I have no idea what to do this blog post on because there are just so many ideas floating around in my noggin. I couldn’t decide whether to do it on the visit from my six year old cousin this weekend, how great YouTube is, how great Saturday Night Live is, or how much I need to clean my room, so I’m going to spew out random thoughts on each of these topics. First, my cousin visited with my aunt and uncle from Chicago, and he is just the cutest ball of energy, so I was really excited to play games with him but the problem is that he’s actually really good. He legitimately beat me when we went bowling, so naturally I was the one that acted like a child, and he had to console me and tell me I would do better next time. Also, YouTube is the greatest invention ever and the endless amount of knee slapping videos I find there are priceless. Speaking of knee slapping, Saturday Night Live is sometimes hazardous because of its ability to make me laugh so hard that I can’t breathe. It is my lifetime goal to be on that show, because that would be the most amazing experience ever. Finally, as I’m writing this, I’m looking around my room realizing that I’m going to have a real tough time creating a path to get out of the door to the kitchen to get a snack. Half of the mess is just clothing, which is sprawled about suggesting I should do a load of laundry, but gathering it all up is too much of a hassle to do on an empty stomach, so I just have no clue what I’m going to do. Maybe I’ll watch some YouTube.

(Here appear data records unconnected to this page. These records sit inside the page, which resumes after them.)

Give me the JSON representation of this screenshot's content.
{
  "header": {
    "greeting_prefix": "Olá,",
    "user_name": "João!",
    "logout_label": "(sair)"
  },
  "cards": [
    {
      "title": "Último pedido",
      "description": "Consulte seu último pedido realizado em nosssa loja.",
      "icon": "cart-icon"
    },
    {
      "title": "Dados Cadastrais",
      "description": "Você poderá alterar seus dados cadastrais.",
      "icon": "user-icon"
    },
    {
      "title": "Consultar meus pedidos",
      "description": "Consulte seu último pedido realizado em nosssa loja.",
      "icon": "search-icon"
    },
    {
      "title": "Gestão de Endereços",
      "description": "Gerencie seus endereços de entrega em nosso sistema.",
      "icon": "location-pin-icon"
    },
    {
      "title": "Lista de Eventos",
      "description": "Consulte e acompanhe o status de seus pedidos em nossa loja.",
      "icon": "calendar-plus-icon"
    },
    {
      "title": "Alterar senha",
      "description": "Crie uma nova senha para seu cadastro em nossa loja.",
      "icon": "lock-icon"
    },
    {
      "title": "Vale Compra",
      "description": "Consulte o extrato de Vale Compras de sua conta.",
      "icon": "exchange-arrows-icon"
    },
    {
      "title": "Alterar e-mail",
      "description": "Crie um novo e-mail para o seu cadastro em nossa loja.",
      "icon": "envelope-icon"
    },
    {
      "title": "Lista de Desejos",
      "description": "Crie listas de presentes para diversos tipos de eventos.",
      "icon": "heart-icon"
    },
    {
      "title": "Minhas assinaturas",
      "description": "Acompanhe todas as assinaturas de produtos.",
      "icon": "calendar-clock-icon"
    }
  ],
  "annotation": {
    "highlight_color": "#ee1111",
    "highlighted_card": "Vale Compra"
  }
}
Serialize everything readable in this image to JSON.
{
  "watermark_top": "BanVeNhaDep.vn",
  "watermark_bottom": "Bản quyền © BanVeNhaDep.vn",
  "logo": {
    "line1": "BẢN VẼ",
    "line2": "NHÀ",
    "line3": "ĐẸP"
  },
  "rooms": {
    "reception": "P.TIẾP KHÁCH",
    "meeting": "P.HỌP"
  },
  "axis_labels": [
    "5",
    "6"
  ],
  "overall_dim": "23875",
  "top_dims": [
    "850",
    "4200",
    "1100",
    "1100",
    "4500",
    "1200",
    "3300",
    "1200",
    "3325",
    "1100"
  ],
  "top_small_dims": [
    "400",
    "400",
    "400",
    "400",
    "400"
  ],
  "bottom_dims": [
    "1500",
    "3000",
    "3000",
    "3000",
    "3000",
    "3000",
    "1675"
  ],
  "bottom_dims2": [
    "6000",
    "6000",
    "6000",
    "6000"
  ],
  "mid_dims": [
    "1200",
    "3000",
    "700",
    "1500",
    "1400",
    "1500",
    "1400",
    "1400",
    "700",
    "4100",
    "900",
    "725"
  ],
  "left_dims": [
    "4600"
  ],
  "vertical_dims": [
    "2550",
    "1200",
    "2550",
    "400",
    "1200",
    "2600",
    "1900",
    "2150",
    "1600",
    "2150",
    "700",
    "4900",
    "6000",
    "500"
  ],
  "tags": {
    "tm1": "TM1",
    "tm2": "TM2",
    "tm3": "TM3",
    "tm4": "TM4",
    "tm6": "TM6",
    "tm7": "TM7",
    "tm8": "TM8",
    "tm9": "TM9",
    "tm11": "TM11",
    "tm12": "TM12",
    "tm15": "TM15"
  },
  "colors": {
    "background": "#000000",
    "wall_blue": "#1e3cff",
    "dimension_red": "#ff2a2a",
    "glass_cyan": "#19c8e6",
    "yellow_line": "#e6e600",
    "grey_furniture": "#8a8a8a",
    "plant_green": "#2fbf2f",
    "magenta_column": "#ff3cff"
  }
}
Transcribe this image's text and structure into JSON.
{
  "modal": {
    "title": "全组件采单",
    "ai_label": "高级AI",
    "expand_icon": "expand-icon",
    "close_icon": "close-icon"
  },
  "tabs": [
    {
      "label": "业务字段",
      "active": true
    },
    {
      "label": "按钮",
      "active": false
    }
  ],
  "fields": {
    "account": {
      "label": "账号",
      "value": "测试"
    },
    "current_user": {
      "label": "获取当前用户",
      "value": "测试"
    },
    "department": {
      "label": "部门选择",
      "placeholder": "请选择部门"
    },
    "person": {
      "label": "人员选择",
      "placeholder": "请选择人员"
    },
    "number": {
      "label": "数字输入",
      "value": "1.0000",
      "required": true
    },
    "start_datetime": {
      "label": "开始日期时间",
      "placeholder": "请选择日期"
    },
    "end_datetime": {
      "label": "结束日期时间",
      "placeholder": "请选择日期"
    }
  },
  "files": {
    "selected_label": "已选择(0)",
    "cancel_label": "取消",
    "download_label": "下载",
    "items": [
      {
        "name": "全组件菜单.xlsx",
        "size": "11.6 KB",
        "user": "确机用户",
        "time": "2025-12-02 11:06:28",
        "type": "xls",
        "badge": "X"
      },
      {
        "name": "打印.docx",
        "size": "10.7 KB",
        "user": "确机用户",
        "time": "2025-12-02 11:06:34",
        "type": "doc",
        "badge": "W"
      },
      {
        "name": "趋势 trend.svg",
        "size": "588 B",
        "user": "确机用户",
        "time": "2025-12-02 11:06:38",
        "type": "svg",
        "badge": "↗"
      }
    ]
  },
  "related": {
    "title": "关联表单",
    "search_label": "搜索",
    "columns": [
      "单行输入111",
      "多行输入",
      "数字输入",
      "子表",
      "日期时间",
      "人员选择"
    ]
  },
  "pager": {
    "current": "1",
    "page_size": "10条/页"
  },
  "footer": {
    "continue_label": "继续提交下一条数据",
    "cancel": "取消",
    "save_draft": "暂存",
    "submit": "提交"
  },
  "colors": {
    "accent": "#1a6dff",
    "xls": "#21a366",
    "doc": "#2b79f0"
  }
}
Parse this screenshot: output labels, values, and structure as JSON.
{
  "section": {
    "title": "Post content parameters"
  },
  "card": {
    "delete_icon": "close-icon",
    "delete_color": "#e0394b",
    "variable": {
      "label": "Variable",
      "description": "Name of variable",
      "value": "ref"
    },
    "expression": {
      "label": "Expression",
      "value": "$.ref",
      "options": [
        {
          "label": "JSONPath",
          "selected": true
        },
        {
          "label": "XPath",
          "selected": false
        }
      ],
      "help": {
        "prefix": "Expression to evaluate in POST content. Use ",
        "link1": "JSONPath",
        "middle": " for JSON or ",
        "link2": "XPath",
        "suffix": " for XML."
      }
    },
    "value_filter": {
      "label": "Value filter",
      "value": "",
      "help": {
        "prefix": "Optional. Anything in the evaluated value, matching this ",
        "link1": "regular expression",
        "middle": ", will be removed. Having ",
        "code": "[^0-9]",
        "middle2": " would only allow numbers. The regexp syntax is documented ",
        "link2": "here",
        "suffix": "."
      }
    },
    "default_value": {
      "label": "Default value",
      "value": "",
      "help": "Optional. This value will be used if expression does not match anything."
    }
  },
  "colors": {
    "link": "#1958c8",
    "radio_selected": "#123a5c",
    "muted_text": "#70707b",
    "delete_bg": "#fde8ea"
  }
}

The first thing I did after reading this article was look at the chocolate bar I was currently shoving in my mouth and debated whether to keep eating it or not. I did, of course because chocolate is delicious and it makes me happy. But as I was shoving the already half eaten chocolate bar into my mouth, I thought about how much sugar I had actually put into my body that day. I have some food allergies, which means I get the prestigious honor of reading the labels on just about everything, and actually looking for it I realized there were so many varieties of sugar in everything. That’s a pain for everyone’s health and all, but the solution is so simple: don’t eat it. I finished eating my chocolate bar because I wanted to, but I could have easily put it down (I didn’t because it was yummy and I was already committed), and the idea that the government could have decided that for me is ridiculous. Sure I act a little more hopped up after consuming a larger amount of sugar, but what comes next, a breathalyzer test for sugar? Are we really putting it in the same category as alcohol and drugs? I can only imagine the day where a mom isn’t able to give their child a cookie as a reward because they’re below the sugar age limit.